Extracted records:
=== Begin Enclosure ===

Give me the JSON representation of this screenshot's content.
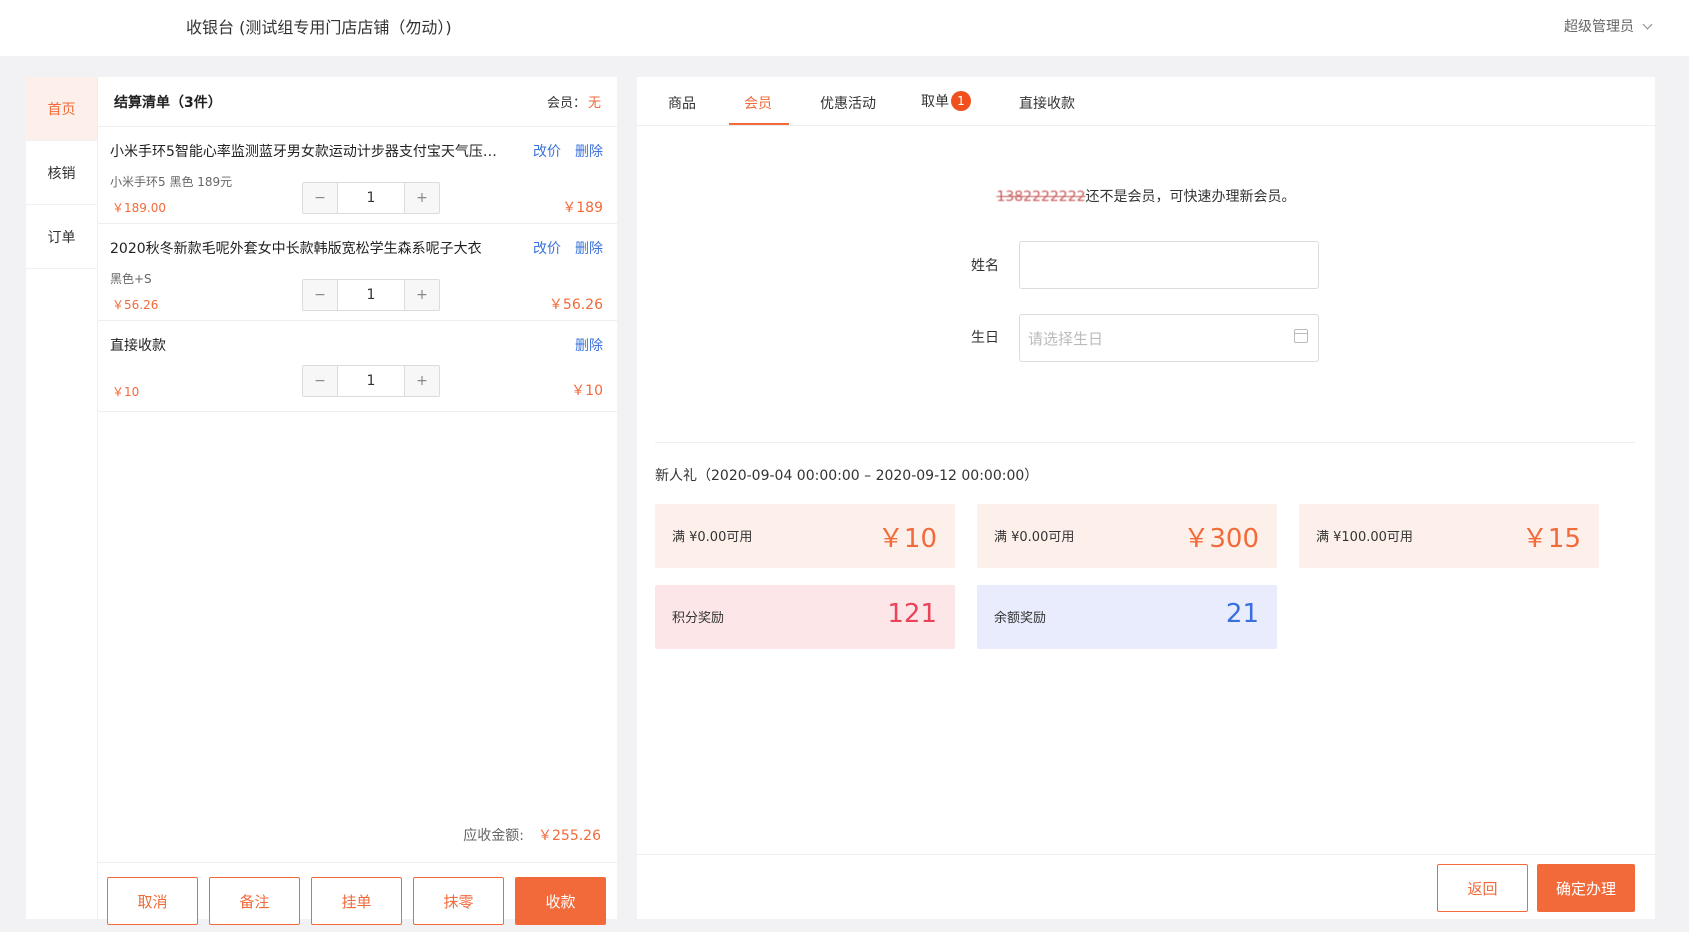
{
  "header": {
    "title": "收银台 (测试组专用门店店铺（勿动）)",
    "user": "超级管理员"
  },
  "sidebar": {
    "items": [
      {
        "label": "首页"
      },
      {
        "label": "核销"
      },
      {
        "label": "订单"
      }
    ]
  },
  "cart": {
    "title": "结算清单（3件）",
    "member_label": "会员：",
    "member_value": "无",
    "items": [
      {
        "name": "小米手环5智能心率监测蓝牙男女款运动计步器支付宝天气压力…",
        "change_price": "改价",
        "delete": "删除",
        "spec": "小米手环5 黑色 189元",
        "unit_price": "￥189.00",
        "qty": "1",
        "total": "￥189"
      },
      {
        "name": "2020秋冬新款毛呢外套女中长款韩版宽松学生森系呢子大衣",
        "change_price": "改价",
        "delete": "删除",
        "spec": "黑色+S",
        "unit_price": "￥56.26",
        "qty": "1",
        "total": "￥56.26"
      },
      {
        "name": "直接收款",
        "delete": "删除",
        "unit_price": "￥10",
        "qty": "1",
        "total": "￥10"
      }
    ],
    "minus": "−",
    "plus": "+",
    "receivable_label": "应收金额:",
    "receivable_amount": "￥255.26",
    "buttons": {
      "cancel": "取消",
      "remark": "备注",
      "hang": "挂单",
      "round": "抹零",
      "collect": "收款"
    }
  },
  "tabs": {
    "goods": "商品",
    "member": "会员",
    "promo": "优惠活动",
    "pickup": "取单",
    "pickup_badge": "1",
    "direct": "直接收款"
  },
  "member_form": {
    "phone_masked": "1382222222",
    "notice": "还不是会员，可快速办理新会员。",
    "name_label": "姓名",
    "name_value": "",
    "birthday_label": "生日",
    "birthday_placeholder": "请选择生日"
  },
  "promo": {
    "title": "新人礼（2020-09-04 00:00:00 – 2020-09-12 00:00:00）",
    "coupons": [
      {
        "condition": "满 ¥0.00可用",
        "amount": "￥10"
      },
      {
        "condition": "满 ¥0.00可用",
        "amount": "￥300"
      },
      {
        "condition": "满 ¥100.00可用",
        "amount": "￥15"
      }
    ],
    "points": {
      "label": "积分奖励",
      "value": "121"
    },
    "balance": {
      "label": "余额奖励",
      "value": "21"
    }
  },
  "footer": {
    "back": "返回",
    "confirm": "确定办理"
  },
  "colors": {
    "accent": "#f26a3a",
    "link": "#3b73d9",
    "points": "#e9445b",
    "balance": "#3a6fe0"
  }
}
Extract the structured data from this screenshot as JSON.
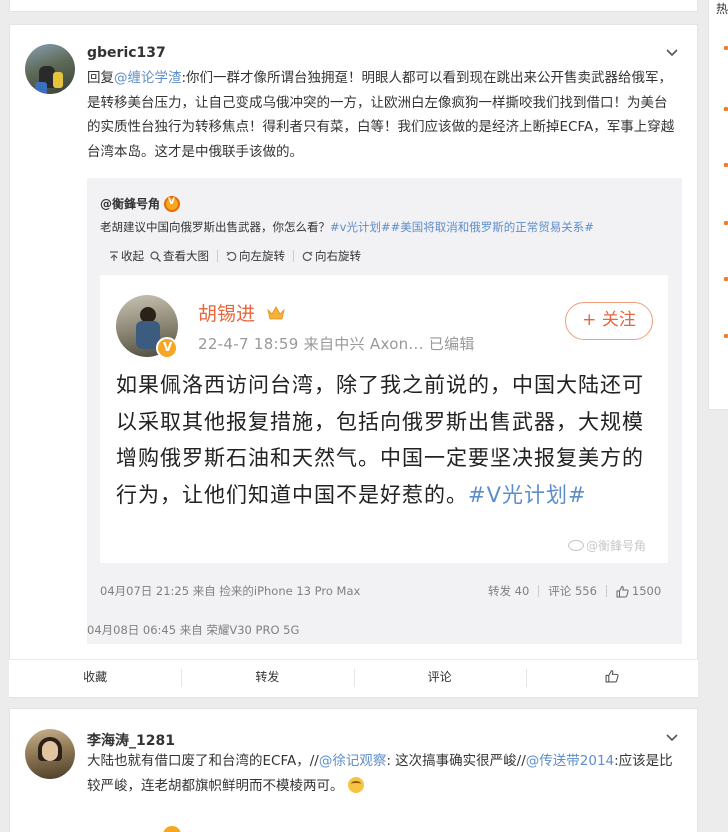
{
  "side": {
    "top_char": "热"
  },
  "post": {
    "username": "gberic137",
    "text_prefix": "回复",
    "mention": "@缠论学渣",
    "text_body": ":你们一群才像所谓台独拥趸！明眼人都可以看到现在跳出来公开售卖武器给俄军，是转移美台压力，让自己变成乌俄冲突的一方，让欧洲白左像疯狗一样撕咬我们找到借口！为美台的实质性台独行为转移焦点！得利者只有菜，白等！我们应该做的是经济上断掉ECFA，军事上穿越台湾本岛。这才是中俄联手该做的。",
    "source": "04月08日 06:45  来自 荣耀V30 PRO 5G"
  },
  "repost": {
    "author": "@衡鋒号角",
    "text": "老胡建议中国向俄罗斯出售武器，你怎么看？",
    "hashtag1": "#v光计划#",
    "hashtag2": "#美国将取消和俄罗斯的正常贸易关系#",
    "toolbar": {
      "collapse": "收起",
      "view_large": "查看大图",
      "rotate_left": "向左旋转",
      "rotate_right": "向右旋转"
    },
    "screenshot": {
      "name": "胡锡进",
      "meta": "22-4-7 18:59  来自中兴 Axon...  已编辑",
      "follow": "+ 关注",
      "body": "如果佩洛西访问台湾，除了我之前说的，中国大陆还可以采取其他报复措施，包括向俄罗斯出售武器，大规模增购俄罗斯石油和天然气。中国一定要坚决报复美方的行为，让他们知道中国不是好惹的。",
      "hashtag": "#V光计划#",
      "watermark": "@衡鋒号角"
    },
    "source": "04月07日 21:25 来自 捡来的iPhone 13 Pro Max",
    "reposts": "转发 40",
    "comments": "评论 556",
    "likes": "1500"
  },
  "actions": {
    "favorite": "收藏",
    "forward": "转发",
    "comment": "评论"
  },
  "next_post": {
    "username": "李海涛_1281",
    "text_a": "大陆也就有借口废了和台湾的ECFA，//",
    "mention1": "@徐记观察",
    "text_b": ": 这次搞事确实很严峻//",
    "mention2": "@传送带2014",
    "text_c": ":应该是比较严峻，连老胡都旗帜鲜明而不模棱两可。"
  }
}
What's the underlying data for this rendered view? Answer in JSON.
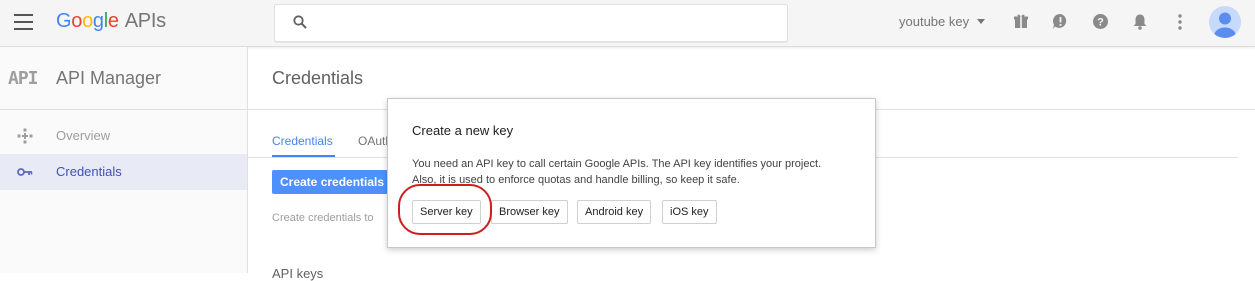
{
  "header": {
    "logo": {
      "g1": "G",
      "g2": "o",
      "g3": "o",
      "g4": "g",
      "g5": "l",
      "g6": "e",
      "product": "APIs"
    },
    "search": {
      "placeholder": "",
      "value": ""
    },
    "project": "youtube key",
    "icons": [
      "gift-icon",
      "feedback-icon",
      "help-icon",
      "notifications-icon",
      "more-vert-icon"
    ]
  },
  "sidebar": {
    "mark": "API",
    "title": "API Manager",
    "items": [
      {
        "label": "Overview",
        "icon": "overview-icon",
        "active": false
      },
      {
        "label": "Credentials",
        "icon": "key-icon",
        "active": true
      }
    ]
  },
  "main": {
    "title": "Credentials",
    "tabs": [
      {
        "label": "Credentials",
        "active": true
      },
      {
        "label": "OAuth",
        "active": false
      }
    ],
    "create_button": "Create credentials",
    "hint": "Create credentials to",
    "section": "API keys"
  },
  "dialog": {
    "title": "Create a new key",
    "body": "You need an API key to call certain Google APIs. The API key identifies your project. Also, it is used to enforce quotas and handle billing, so keep it safe.",
    "buttons": [
      {
        "label": "Server key"
      },
      {
        "label": "Browser key"
      },
      {
        "label": "Android key"
      },
      {
        "label": "iOS key"
      }
    ]
  },
  "colors": {
    "accent": "#4285f4",
    "button": "#4d90fe",
    "highlight": "#cc1f1f"
  }
}
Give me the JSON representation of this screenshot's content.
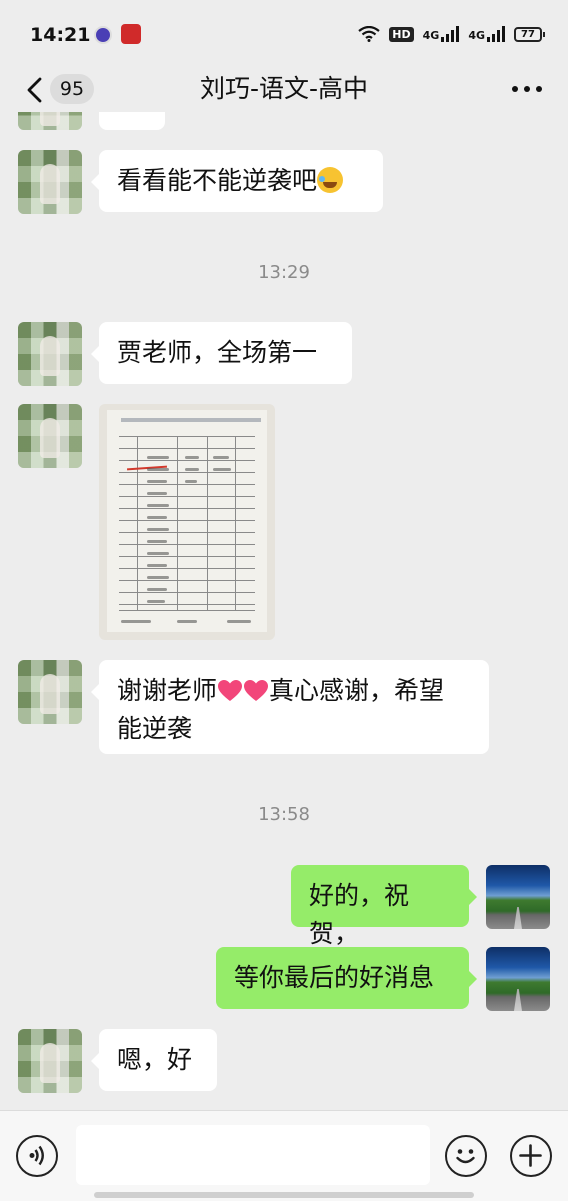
{
  "status_bar": {
    "time": "14:21",
    "battery": "77",
    "hd_label": "HD",
    "network_1": "4G",
    "network_2": "4G"
  },
  "header": {
    "back_count": "95",
    "title": "刘巧-语文-高中"
  },
  "messages": {
    "m1_text": "看看能不能逆袭吧",
    "m1_emoji": "cry-laugh-emoji",
    "time_1": "13:29",
    "m2_text": "贾老师，全场第一",
    "m3_image": "exam-score-sheet-photo",
    "m4_line1_a": "谢谢老师",
    "m4_line1_b": "真心感谢，希望",
    "m4_line2": "能逆袭",
    "time_2": "13:58",
    "m5_text": "好的，祝贺，",
    "m6_text": "等你最后的好消息",
    "m7_text": "嗯，好"
  },
  "colors": {
    "background": "#ededed",
    "self_bubble": "#95ec69",
    "other_bubble": "#ffffff",
    "timestamp": "#8a8a8a"
  },
  "icons": {
    "back": "chevron-left-icon",
    "more": "more-icon",
    "voice": "voice-icon",
    "emoji": "emoji-icon",
    "plus": "plus-icon"
  }
}
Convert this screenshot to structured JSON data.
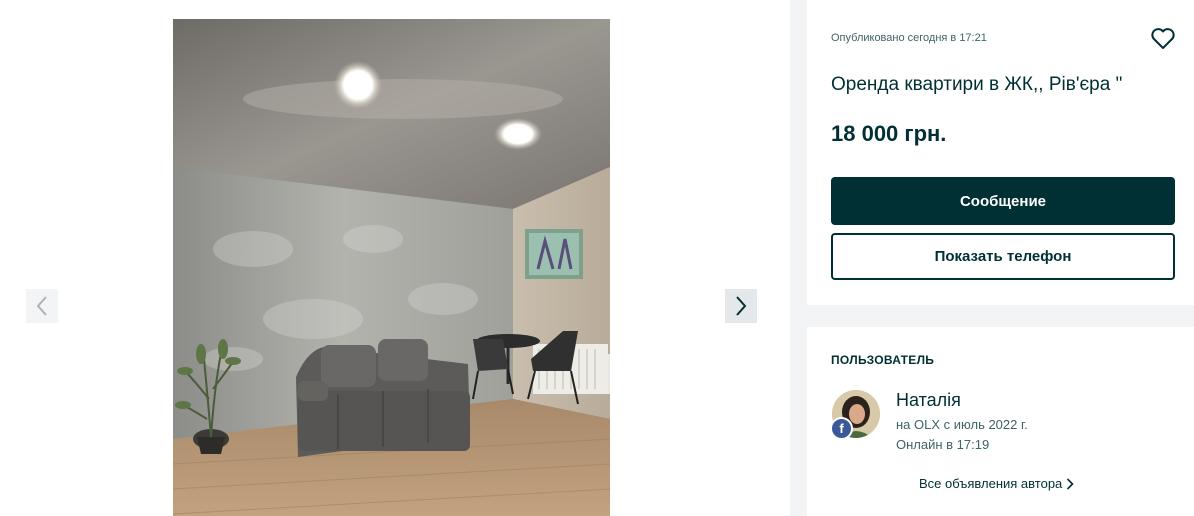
{
  "gallery": {
    "prev_icon": "chevron-left-icon",
    "next_icon": "chevron-right-icon",
    "photo_alt": "Фото квартири"
  },
  "ad": {
    "published": "Опубликовано сегодня в 17:21",
    "favorite_icon": "heart-icon",
    "title": "Оренда квартири в ЖК,, Рів'єра \"",
    "price": "18 000 грн.",
    "message_button": "Сообщение",
    "phone_button": "Показать телефон"
  },
  "user": {
    "heading": "ПОЛЬЗОВАТЕЛЬ",
    "name": "Наталія",
    "since": "на OLX с июль 2022 г.",
    "online": "Онлайн в 17:19",
    "badge": "f",
    "all_ads": "Все объявления автора"
  },
  "colors": {
    "brand_dark": "#002f34",
    "muted_text": "#406367",
    "page_bg": "#f2f4f5",
    "facebook": "#3b5998"
  }
}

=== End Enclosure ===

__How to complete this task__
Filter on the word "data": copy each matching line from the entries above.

__Solution to the problem__
Extract the structured data from this screenshot as JSON.
What's the underlying data for this rendered view? Answer in JSON.
Convert this screenshot to structured JSON data.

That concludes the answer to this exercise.